FAO Africa Agriculture Outlook 2016-2025 – University of Copenhagen

12 October 2016

FAO Africa Agriculture Outlook 2016-2025

This news is redirected by The Secretariat for Development Cooperation at SCIENCE from the Platform for African-European Partnership in Agricultural Research for Development.

OECD‑FAO Agricultural Outlook 2016‑2025 Special focus: Sub-Saharan Africa. OECD Publishing, Paris. July 2016, 137 pages

The OECD-FAO Agricultural Outlook offers 10-year projections of agriculture production trends for cereals, oilseeds, sugar, cotton, meat and dairy products as well as biofuels. It also looks at the challenge of climate change and the strategic priorities for sub-Saharan Africa's rapidly-urbanizing population.

Agriculture is a key sector for the achievement of many goals in the 2030 Agenda for Sustainable Development, which aims to end poverty and hunger and promote prosperity and people’s wellbeing, while protecting the environment. This Outlook outlines how agriculture can actively contribute to the attainment of these goals” (The Agricultural Outlook 2016-2025).

The Agricultural Outlook report is a collaborative effort between the OECD (Organisation for Economic Co-operation and Development) and FAO to provide supply, demand, trade, and price projections for the major agricultural commodities,biofuels and fish over the next decade (2016-2025).

To present an assessment of medium-term prospects of national, regional and global agricultural commodity markets, the Agricultural Outlook brings together the policy and country expertiseof both organizations and input from collaborating member countries.

A special chapter of the report is focused on the prospects and challenges of the agricultural sector in Sub-Saharan Africa.

While the outlook for agriculture in Sub-Saharan Africa [with more than 950 million people, approximately 13% of the global population] is broadly positive, it could be much improved by more stable policies across the region, by strategic public and privateinvestments, notably in infrastructure, and by suitably adapted research and extension.
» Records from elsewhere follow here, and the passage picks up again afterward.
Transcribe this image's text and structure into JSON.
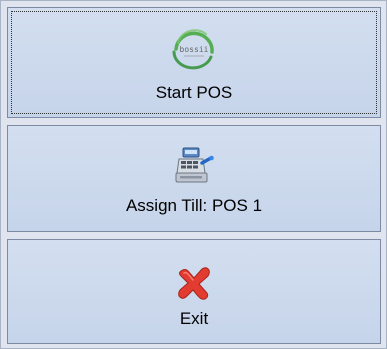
{
  "buttons": {
    "start_pos": {
      "label": "Start POS",
      "icon": "bossii-logo-icon",
      "logo_text": "bossii"
    },
    "assign_till": {
      "label": "Assign Till: POS 1",
      "icon": "cash-register-icon"
    },
    "exit": {
      "label": "Exit",
      "icon": "red-x-icon"
    }
  },
  "colors": {
    "button_bg": "#c6d4ea",
    "button_border": "#7c8aa3",
    "frame_bg": "#dfe4ee",
    "exit_red": "#e23b2f",
    "logo_green": "#3fa23a"
  }
}
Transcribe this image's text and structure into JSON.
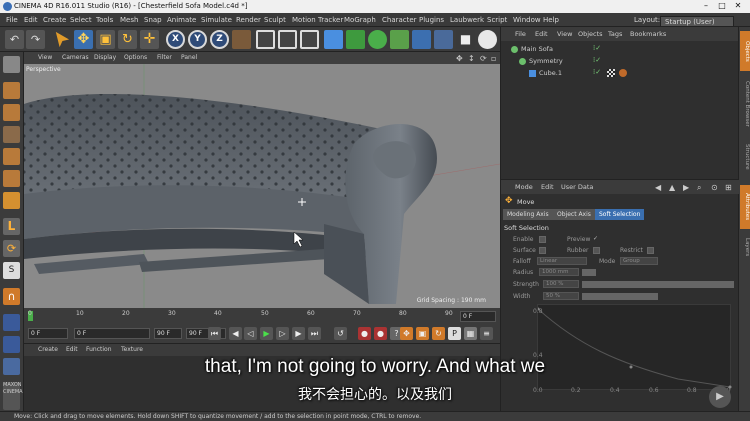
{
  "window": {
    "title": "CINEMA 4D R16.011 Studio (R16) - [Chesterfield Sofa Model.c4d *]",
    "minimize": "–",
    "maximize": "□",
    "close": "✕"
  },
  "menubar": {
    "items": [
      "File",
      "Edit",
      "Create",
      "Select",
      "Tools",
      "Mesh",
      "Snap",
      "Animate",
      "Simulate",
      "Render",
      "Sculpt",
      "Motion Tracker",
      "MoGraph",
      "Character",
      "Plugins",
      "Laubwerk",
      "Script",
      "Window",
      "Help"
    ],
    "layout_label": "Layout:",
    "layout_value": "Startup (User)"
  },
  "toolbar": {
    "x_label": "X",
    "y_label": "Y",
    "z_label": "Z"
  },
  "viewport": {
    "menu": [
      "View",
      "Cameras",
      "Display",
      "Options",
      "Filter",
      "Panel"
    ],
    "label": "Perspective",
    "grid_spacing": "Grid Spacing : 190 mm"
  },
  "timeline": {
    "ticks": [
      "0",
      "10",
      "20",
      "30",
      "40",
      "50",
      "60",
      "70",
      "80",
      "90"
    ],
    "frame_right": "0 F",
    "start_frame": "0 F",
    "current_frame": "0 F",
    "end_frame": "90 F",
    "end_frame2": "90 F"
  },
  "material": {
    "menu": [
      "Create",
      "Edit",
      "Function",
      "Texture"
    ]
  },
  "object_manager": {
    "menu": [
      "File",
      "Edit",
      "View",
      "Objects",
      "Tags",
      "Bookmarks"
    ],
    "objects": [
      "Main Sofa",
      "Symmetry",
      "Cube.1"
    ]
  },
  "side_tabs": [
    "Objects",
    "Content Browser",
    "Structure",
    "Attributes",
    "Layers"
  ],
  "attributes": {
    "menu": [
      "Mode",
      "Edit",
      "User Data"
    ],
    "tool_name": "Move",
    "tabs": [
      "Modeling Axis",
      "Object Axis",
      "Soft Selection"
    ],
    "section_title": "Soft Selection",
    "enable_label": "Enable",
    "preview_label": "Preview",
    "surface_label": "Surface",
    "rubber_label": "Rubber",
    "restrict_label": "Restrict",
    "falloff_label": "Falloff",
    "falloff_value": "Linear",
    "mode_label": "Mode",
    "mode_value": "Group",
    "radius_label": "Radius",
    "radius_value": "1000 mm",
    "strength_label": "Strength",
    "strength_value": "100 %",
    "width_label": "Width",
    "width_value": "50 %",
    "graph_y_ticks": [
      "0.8",
      "0.4"
    ],
    "graph_x_ticks": [
      "0.0",
      "0.2",
      "0.4",
      "0.6",
      "0.8",
      "1.0"
    ]
  },
  "status": "Move: Click and drag to move elements. Hold down SHIFT to quantize movement / add to the selection in point mode, CTRL to remove.",
  "subtitles": {
    "en": "that, I'm not going to worry. And what we",
    "zh": "我不会担心的。以及我们"
  },
  "colors": {
    "accent_blue": "#3a6fb0",
    "viewport_bg": "#8a8a8a",
    "panel_bg": "#2f2f2f",
    "menu_bg": "#3b3b3b"
  }
}
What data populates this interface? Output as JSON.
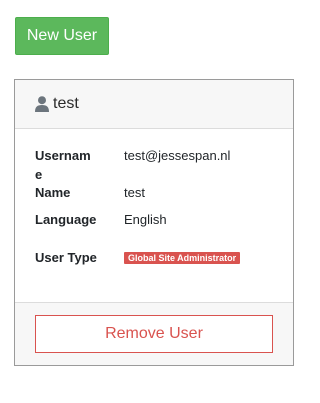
{
  "toolbar": {
    "new_user_label": "New User"
  },
  "user_card": {
    "header_icon": "user-icon",
    "header_name": "test",
    "fields": {
      "username_label": "Username",
      "username_value": "test@jessespan.nl",
      "name_label": "Name",
      "name_value": "test",
      "language_label": "Language",
      "language_value": "English",
      "user_type_label": "User Type",
      "user_type_badge": "Global Site Administrator"
    },
    "remove_label": "Remove User"
  },
  "colors": {
    "success": "#5cb85c",
    "danger": "#d9534f",
    "card_bg": "#f7f7f7"
  }
}
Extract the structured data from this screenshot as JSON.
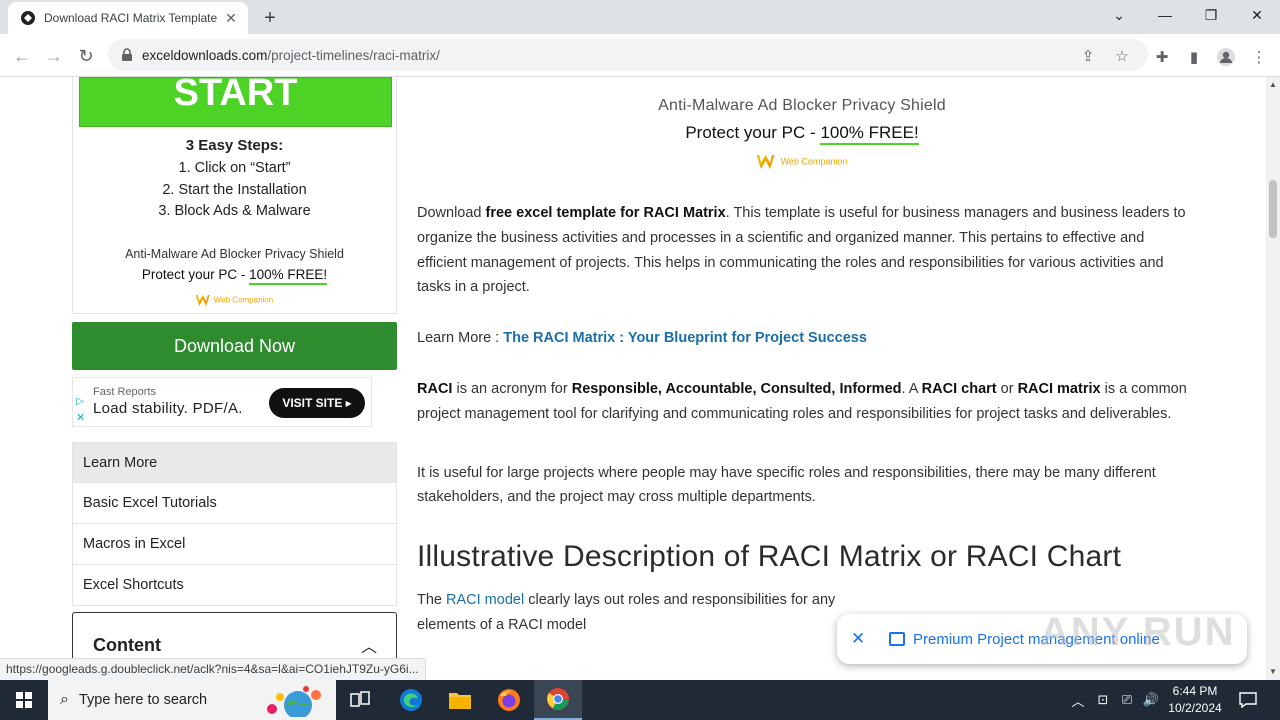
{
  "browser": {
    "tab_title": "Download RACI Matrix Template",
    "url_domain": "exceldownloads.com",
    "url_path": "/project-timelines/raci-matrix/"
  },
  "left_ad": {
    "start_label": "START",
    "steps_heading": "3 Easy Steps:",
    "steps": [
      "1. Click on “Start”",
      "2. Start the Installation",
      "3. Block Ads & Malware"
    ],
    "shield_text": "Anti-Malware Ad Blocker Privacy Shield",
    "protect_prefix": "Protect your PC - ",
    "protect_highlight": "100% FREE!",
    "brand": "Web Companion"
  },
  "download_button": "Download Now",
  "small_ad": {
    "sponsor": "Fast Reports",
    "headline": "Load stability. PDF/A.",
    "cta": "VISIT SITE ▸"
  },
  "sidebar_menu": [
    "Learn More",
    "Basic Excel Tutorials",
    "Macros in Excel",
    "Excel Shortcuts"
  ],
  "content_box": {
    "heading": "Content"
  },
  "right_ad": {
    "shield_text": "Anti-Malware Ad Blocker Privacy Shield",
    "protect_prefix": "Protect your PC - ",
    "protect_highlight": "100% FREE!",
    "brand": "Web Companion"
  },
  "article": {
    "p1_a": "Download ",
    "p1_bold": "free excel template for RACI Matrix",
    "p1_b": ". This template is useful for business managers and business leaders to organize the business activities and processes in a scientific and organized manner. This pertains to effective and efficient management of projects. This helps in communicating the roles and responsibilities for various activities and tasks in a project.",
    "learn_prefix": "Learn More : ",
    "learn_link": "The RACI Matrix : Your Blueprint for Project Success",
    "p3_raci": "RACI",
    "p3_a": " is an acronym for ",
    "p3_terms": "Responsible, Accountable, Consulted, Informed",
    "p3_b": ". A ",
    "p3_chart": "RACI chart",
    "p3_c": " or ",
    "p3_matrix": "RACI matrix",
    "p3_d": " is a common project management tool for clarifying and communicating roles and responsibilities for project tasks and deliverables.",
    "p4": "It is useful for large projects where people may have specific roles and responsibilities, there may be many different stakeholders, and the project may cross multiple departments.",
    "heading": "Illustrative Description of RACI Matrix or RACI Chart",
    "p5_a": "The ",
    "p5_link": "RACI model",
    "p5_b": " clearly lays out roles and responsibilities for any",
    "p6": "elements of a RACI model"
  },
  "toast": {
    "text": "Premium Project management online"
  },
  "watermark": "ANY RUN",
  "status_url": "https://googleads.g.doubleclick.net/aclk?nis=4&sa=l&ai=CO1iehJT9Zu-yG6i...",
  "taskbar": {
    "search_placeholder": "Type here to search",
    "time": "6:44 PM",
    "date": "10/2/2024"
  },
  "colors": {
    "start_green": "#4cd326",
    "download_green": "#2e8b2e",
    "link_blue": "#1a6fa8",
    "toast_blue": "#1a73e8"
  }
}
Such investments could improve access to markets, reduce post-harvest losses, and make needed inputs more widely available” (the Summary of the report).

Find the whole report or individual chapters here.